## The records
□ □ □ □ □

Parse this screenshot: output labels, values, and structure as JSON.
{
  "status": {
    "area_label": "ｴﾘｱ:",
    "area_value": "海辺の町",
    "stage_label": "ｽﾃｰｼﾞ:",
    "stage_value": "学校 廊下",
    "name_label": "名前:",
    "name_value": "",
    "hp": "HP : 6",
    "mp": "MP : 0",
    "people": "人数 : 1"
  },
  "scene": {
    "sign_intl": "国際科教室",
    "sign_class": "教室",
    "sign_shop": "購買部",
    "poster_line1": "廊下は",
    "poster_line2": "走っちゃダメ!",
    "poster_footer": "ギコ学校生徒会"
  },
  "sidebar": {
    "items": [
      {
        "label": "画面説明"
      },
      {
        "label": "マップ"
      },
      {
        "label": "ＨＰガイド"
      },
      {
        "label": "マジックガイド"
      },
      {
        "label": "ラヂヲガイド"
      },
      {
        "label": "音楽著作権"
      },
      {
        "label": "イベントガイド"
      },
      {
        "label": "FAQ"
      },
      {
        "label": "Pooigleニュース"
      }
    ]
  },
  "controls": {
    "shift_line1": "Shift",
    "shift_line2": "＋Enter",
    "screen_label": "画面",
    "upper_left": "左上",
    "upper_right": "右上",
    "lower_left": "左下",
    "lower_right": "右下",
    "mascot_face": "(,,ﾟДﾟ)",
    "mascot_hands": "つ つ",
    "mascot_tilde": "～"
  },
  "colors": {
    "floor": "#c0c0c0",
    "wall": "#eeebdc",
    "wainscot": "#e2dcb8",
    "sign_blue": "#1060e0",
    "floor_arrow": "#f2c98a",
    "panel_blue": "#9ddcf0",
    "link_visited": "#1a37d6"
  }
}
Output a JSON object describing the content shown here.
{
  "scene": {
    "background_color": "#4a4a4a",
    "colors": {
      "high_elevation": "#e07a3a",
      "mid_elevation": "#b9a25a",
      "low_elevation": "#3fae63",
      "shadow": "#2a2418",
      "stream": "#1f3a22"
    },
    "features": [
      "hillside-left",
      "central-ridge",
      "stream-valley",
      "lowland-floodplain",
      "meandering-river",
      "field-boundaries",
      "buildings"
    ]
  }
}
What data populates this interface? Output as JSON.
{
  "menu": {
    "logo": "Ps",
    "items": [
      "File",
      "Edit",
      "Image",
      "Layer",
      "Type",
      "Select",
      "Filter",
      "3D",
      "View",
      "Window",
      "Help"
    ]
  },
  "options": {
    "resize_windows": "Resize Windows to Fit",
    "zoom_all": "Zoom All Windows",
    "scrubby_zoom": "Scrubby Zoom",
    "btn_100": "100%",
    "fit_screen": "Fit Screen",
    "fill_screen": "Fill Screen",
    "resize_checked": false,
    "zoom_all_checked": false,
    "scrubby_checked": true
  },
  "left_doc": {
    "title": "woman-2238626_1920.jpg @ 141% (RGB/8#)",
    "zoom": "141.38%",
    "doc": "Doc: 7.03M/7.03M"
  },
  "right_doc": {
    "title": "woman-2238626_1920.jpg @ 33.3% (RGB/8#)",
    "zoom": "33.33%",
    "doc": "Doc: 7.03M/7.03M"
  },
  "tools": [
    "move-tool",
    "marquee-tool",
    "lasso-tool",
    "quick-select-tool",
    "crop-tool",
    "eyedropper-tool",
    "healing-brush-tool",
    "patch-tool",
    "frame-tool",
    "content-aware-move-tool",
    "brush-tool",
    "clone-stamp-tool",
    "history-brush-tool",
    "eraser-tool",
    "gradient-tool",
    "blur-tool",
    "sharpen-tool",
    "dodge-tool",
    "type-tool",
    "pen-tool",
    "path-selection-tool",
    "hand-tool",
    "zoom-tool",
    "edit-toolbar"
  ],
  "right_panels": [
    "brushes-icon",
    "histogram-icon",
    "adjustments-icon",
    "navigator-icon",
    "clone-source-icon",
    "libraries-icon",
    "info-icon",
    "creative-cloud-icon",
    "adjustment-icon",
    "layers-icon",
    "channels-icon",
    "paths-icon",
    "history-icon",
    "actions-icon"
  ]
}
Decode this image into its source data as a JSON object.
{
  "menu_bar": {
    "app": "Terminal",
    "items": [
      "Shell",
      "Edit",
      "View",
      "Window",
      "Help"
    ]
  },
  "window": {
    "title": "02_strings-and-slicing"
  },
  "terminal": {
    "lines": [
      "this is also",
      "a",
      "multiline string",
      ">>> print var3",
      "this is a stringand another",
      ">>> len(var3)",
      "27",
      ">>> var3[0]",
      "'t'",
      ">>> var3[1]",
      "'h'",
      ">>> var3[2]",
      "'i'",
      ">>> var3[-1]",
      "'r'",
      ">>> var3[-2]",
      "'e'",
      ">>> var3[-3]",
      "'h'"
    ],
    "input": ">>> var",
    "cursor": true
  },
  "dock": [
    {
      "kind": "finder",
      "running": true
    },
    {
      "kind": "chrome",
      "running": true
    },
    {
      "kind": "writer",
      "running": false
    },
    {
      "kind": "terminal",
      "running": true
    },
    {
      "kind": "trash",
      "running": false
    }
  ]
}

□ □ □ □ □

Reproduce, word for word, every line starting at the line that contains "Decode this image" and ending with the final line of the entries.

Decode this image into its source data as a JSON object.
{
  "menu_bar": {
    "app": "Terminal",
    "items": [
      "Shell",
      "Edit",
      "View",
      "Window",
      "Help"
    ]
  },
  "window": {
    "title": "02_strings-and-slicing"
  },
  "terminal": {
    "lines": [
      "this is also",
      "a",
      "multiline string",
      ">>> print var3",
      "this is a stringand another",
      ">>> len(var3)",
      "27",
      ">>> var3[0]",
      "'t'",
      ">>> var3[1]",
      "'h'",
      ">>> var3[2]",
      "'i'",
      ">>> var3[-1]",
      "'r'",
      ">>> var3[-2]",
      "'e'",
      ">>> var3[-3]",
      "'h'"
    ],
    "input": ">>> var",
    "cursor": true
  },
  "dock": [
    {
      "kind": "finder",
      "running": true
    },
    {
      "kind": "chrome",
      "running": true
    },
    {
      "kind": "writer",
      "running": false
    },
    {
      "kind": "terminal",
      "running": true
    },
    {
      "kind": "trash",
      "running": false
    }
  ]
}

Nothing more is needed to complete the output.